The Defeating of Death
Since therefore the children share in flesh and blood, he himself likewise partook of the same things, that through death he might destroy the one who has the power of death, that is, the devil, and deliver all those who through fear of death were subject to lifelong slavery.
Holy Saturday commemorates the day that our Lord Jesus Christ was in the tomb. Jesus in his life lived every aspect of our existence and now in his death; he indeed experiences the same separation of soul and body that we will experience upon our passing. Many theologians believe that on this day, Jesus enters into Hell and defeats the forces of darkness. He conquers its grip upon our lives.
Today is the time of waiting for the victory of God to be manifested to the world. Holy Saturday is to be celebrated in quiet and meditation.
The burial of our Lord was another part of his ignominy. Foxes have holes, birds have nests, but the Son of Man has nowhere even to be buried. So Joseph of Arimathea provided a tomb fit for a king. While Jesus was entombed he was silent. Finished were the cries and taunts of the cross but it was not yet time for the triumphal declaration: “He is risen.”

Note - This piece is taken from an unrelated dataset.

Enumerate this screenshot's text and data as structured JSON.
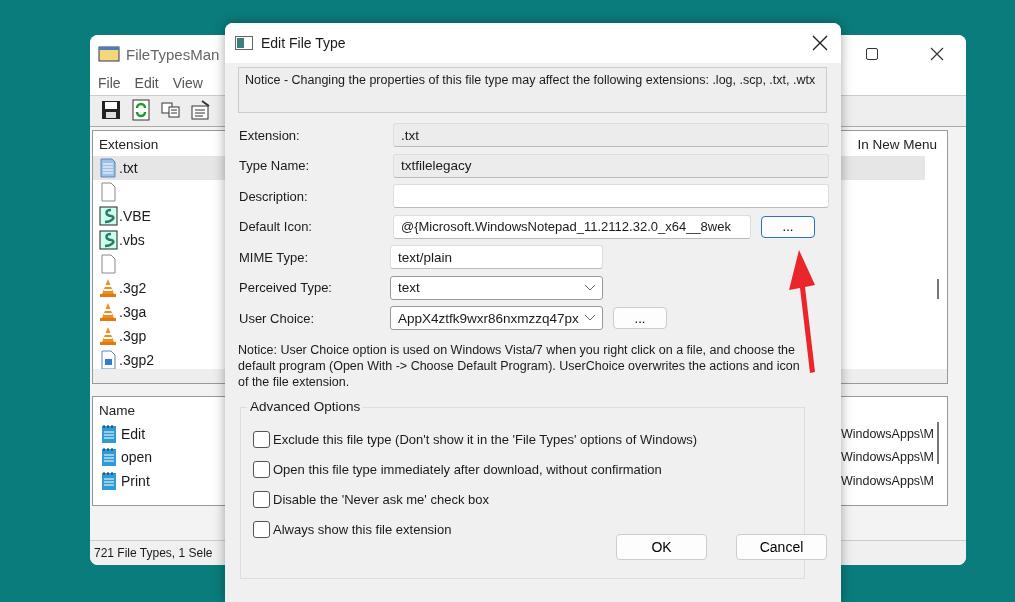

Today is a day of silence, and yet the work of salvation, of deliverance from the curse and its effects, continues. We can see the work of salvation on the cross and we see it in the empty tomb, but neither of those means anything without the three days in the belly of the whale, in the womb of death, from which he must emerge.

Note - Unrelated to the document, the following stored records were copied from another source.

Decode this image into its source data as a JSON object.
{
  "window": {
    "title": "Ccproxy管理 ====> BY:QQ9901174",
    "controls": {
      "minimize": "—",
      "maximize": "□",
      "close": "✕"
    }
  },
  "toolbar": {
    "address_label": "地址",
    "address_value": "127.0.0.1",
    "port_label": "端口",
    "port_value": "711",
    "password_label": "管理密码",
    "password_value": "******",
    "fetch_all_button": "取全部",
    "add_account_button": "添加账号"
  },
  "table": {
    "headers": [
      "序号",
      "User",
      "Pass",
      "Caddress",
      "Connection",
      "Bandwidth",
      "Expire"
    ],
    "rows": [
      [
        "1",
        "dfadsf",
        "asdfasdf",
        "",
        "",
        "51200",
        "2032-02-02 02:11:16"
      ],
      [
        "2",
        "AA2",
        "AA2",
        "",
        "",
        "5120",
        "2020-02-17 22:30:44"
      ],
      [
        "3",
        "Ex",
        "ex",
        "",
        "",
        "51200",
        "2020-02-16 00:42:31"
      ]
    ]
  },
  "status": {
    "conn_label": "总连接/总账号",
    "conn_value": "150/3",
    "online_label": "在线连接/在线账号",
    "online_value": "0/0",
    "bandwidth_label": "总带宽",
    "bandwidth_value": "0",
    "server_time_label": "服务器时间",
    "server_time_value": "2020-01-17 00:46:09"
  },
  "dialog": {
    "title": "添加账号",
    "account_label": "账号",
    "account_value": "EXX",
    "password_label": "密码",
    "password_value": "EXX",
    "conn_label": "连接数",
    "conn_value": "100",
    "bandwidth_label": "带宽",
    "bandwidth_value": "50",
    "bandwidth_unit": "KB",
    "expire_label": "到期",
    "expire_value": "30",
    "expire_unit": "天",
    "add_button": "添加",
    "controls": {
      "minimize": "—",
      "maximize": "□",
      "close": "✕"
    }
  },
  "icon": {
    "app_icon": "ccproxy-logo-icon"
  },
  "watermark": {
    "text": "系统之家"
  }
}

Today, God is, as it were, silent but he is not asleep. The tomb is ugly, but it is also sanctus. Today is the in-between time. The first act is finished but the curtain, though torn, is not closed.
R. Scott Clark, The Heidelblog